Coraline Jones (voice of Dakota Fanning) is an eleven-year-old girl who is feisty, curious, and adventurous beyond her years. She and her parents have just relocated from Michigan to Oregon. Missing her friends and finding her parents to be distracted by their work, Coraline tries to find some excitement in her new environment. Coraline seriously doubts that her new home can provide anything truly intriguing to her, but it does; she uncovers a secret door in the house. Walking through the door and then venturing through an eerie passageway, she discovers an alternate version of her life and existence.
Rewatching Coraline today brought me right back to my best memories of being a kid. When this film was released in theatres eleven whole years ago, I was nine years old and in the fourth grade. My best friend and I saw the trailer for the first time together a couple of weeks before the movie actually hit theatres, and we were both amazed by everything the film promised. As soon as we finished watching that trailer, we were practically counting down the days until the film was released, and when it did come out, we both saw it and couldn’t stop talking about it with one another. It truly whisked us away to a dark and twisted world, but one that was so full of imagination and wonder.
Ever since that day, I have rewatched the film numerous times over to the point where I genuinely couldn’t tell you the number of times I’ve seen it. It’s without a doubt one of my most rewatched films of all time and one of my biggest comfort movies. Whenever I’m having a bad day, there is nothing quite as magical and fun as Coraline.

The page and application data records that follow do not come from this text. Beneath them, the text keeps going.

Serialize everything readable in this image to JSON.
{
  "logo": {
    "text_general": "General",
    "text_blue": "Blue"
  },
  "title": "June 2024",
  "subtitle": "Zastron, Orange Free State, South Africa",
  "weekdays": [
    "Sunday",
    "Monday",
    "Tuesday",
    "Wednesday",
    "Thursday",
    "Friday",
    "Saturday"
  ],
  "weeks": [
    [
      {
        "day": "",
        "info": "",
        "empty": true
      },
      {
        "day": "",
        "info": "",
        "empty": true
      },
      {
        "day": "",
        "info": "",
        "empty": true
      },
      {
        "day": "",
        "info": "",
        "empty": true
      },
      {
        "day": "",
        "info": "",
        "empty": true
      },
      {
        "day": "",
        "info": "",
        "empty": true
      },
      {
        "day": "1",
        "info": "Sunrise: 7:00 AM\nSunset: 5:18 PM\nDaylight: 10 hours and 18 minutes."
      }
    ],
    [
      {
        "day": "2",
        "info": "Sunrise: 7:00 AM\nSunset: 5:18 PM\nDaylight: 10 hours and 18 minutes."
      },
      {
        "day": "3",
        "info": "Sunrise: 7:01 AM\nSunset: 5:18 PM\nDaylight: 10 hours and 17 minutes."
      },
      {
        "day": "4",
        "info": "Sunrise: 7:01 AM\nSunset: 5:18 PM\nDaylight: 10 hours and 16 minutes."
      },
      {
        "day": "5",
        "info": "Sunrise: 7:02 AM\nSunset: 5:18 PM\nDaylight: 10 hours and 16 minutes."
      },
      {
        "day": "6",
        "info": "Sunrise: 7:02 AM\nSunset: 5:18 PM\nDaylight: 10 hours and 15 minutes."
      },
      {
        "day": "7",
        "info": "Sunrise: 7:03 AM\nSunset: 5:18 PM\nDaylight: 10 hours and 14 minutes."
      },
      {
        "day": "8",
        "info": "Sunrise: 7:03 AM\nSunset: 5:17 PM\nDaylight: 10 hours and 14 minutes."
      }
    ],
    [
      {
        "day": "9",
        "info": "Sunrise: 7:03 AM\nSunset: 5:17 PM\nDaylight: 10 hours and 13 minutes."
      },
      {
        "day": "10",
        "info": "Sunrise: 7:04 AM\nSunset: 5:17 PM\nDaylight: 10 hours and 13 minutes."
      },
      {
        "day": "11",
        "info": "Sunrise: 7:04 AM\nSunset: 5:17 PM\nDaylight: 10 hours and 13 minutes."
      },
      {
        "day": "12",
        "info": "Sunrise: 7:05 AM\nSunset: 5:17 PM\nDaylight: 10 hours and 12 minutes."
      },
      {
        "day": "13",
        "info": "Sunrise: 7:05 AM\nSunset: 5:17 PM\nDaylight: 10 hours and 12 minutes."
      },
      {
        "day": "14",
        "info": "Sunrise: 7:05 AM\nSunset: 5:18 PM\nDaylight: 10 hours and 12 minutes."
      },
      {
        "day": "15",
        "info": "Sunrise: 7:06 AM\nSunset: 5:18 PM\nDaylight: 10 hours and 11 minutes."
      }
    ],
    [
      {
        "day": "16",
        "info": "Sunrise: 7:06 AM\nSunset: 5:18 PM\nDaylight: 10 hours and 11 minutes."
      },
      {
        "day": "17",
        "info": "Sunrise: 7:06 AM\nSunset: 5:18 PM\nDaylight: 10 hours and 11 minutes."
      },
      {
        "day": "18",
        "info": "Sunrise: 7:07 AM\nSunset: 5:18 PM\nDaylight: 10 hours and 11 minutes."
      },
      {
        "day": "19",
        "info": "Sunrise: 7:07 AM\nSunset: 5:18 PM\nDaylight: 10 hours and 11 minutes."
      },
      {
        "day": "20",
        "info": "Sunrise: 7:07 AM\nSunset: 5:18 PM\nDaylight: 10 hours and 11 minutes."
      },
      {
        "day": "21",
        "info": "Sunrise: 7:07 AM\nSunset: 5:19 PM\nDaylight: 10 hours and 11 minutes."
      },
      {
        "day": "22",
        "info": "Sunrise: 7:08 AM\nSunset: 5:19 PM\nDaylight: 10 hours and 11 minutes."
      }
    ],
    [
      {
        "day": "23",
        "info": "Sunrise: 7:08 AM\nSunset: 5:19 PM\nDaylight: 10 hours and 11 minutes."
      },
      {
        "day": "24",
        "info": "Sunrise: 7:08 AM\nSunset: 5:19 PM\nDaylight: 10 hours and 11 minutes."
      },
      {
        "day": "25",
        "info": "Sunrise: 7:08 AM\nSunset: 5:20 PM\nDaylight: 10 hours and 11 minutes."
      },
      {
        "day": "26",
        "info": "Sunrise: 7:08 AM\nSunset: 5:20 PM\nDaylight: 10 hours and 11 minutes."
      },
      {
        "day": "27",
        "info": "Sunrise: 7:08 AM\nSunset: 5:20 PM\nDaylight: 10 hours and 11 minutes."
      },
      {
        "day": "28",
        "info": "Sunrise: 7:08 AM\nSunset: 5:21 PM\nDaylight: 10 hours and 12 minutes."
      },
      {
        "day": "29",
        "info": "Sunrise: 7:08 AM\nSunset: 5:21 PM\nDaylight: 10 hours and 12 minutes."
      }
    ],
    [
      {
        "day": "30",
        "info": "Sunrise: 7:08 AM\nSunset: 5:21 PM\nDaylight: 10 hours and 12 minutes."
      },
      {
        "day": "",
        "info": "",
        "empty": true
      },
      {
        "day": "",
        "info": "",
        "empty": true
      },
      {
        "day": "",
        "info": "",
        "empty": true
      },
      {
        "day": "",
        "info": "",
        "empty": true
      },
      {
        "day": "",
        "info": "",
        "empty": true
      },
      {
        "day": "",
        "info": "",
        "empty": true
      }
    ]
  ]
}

Throughout the years, I have seen hundreds of people online say that Coraline is one of the creepiest movies they have ever seen. This may come as quite the shock because it is, at its core, a children’s movie. With that being said though, the subject matter and the majority of the imagery present are downright scary, even to me today. It’s not just kids that are going to feel a little bit uneasy while watching Coraline, it’s adults too.
This is one of those movies that I firmly believe got the wrong MPAA rating. It’s only rated PG, and that just doesn’t make sense to me. This should have been rated PG-13 because, while it doesn’t have any swearing or blood anywhere throughout, its themes, imagery, and story are enough to give anybody the chills. Back when I first saw the movie, I was absolutely frightened, but oddly enough, I loved the film all the same.
It’s also so fascinating that Coraline was the first major motion picture by company LAIKA Studios, which has quickly become my all-time favorite animation studio of all-time. The things that they are able to create and bring to life on the big screen are a work of art. Every single one of their movies to date feels so lively and full of wonder. They tell stories that will make audiences of all ages feel like a kid again and present an animation style that simply can’t be topped.
Coraline is one of the most beautifully animated movies ever created. Every frame on-screen is carefully animated and has so many intricate details that you can notice. It takes a grueling amount of time to even create one ten-second scene using stop-motion and the brilliant minds over at LAIKA were able to craft a one-hundred-minute feature film using the art form. Most people, myself included, would almost certainly give up after a while, but not LAIKA. Their hard work and dedication shows throughout every scene in Coraline.
But aside from all the beautiful visuals in this film, it also just has an amazingly interesting story. At first, when Coraline enters the Other World and meets her Other Mother and Other Father, everything seems perfect for her. In the real-world, Coraline’s parents are too busy working every second of the day to give her any sort of attention that she wants. She often feels left out and extremely alone.
Her father is a really bad cook and Coraline seriously dreads dinner time, because she knows that she is going to have to put up with the meals her father cooks for her. But in the Other World, everything is the exact opposite. Her Other Parents give her all the attention in the world and make her feel like she is the most important person in their life. They cook her mouth-wateringly delicious meals that she simply can’t get enough of.
The Other World seems almost too good to be true to Coraline. She has her doubts about the place but finds herself coming back day after day because everything is so much better for her there. It’s only when the Other Parents start to exhibit some seriously creepy behavior that Coraline starts to get a little bit uncomfortable and slowly discovers some disturbing things going on in the Other World that chills her bones.
Watching her slowly learn more and more about the Other World is equal parts chilling and fascinating to watch. As every scene goes by, Coraline gets more and more unnerving and will make you question how this is a suitable movie for young children to watch. Don’t get me wrong, your kids would probably really enjoy this film if they did watch it, but don’t be surprised if they have nightmares for a few days after watching it.
Coraline is one of the most important movies ever made for me. I have seen it dozens of times now but it never loses its magic all these years later. It’s still just as encapsulating and wonderous as ever and is a genuine landmark in the stop-motion animation field.
With its downright chilling and disturbing storyline, breathtaking animation style, and stunning visual effects, there’s no denying that Coraline is one of the greatest animated films of all-time.
Overall Grade: A+
MPAA Rating: PG for thematic elements, scary images, some language, and suggestive humor
Directed by: Henry Selick
Distributed by: Focus Features
Release Date: February 6, 2009
Running Time: 100 minutes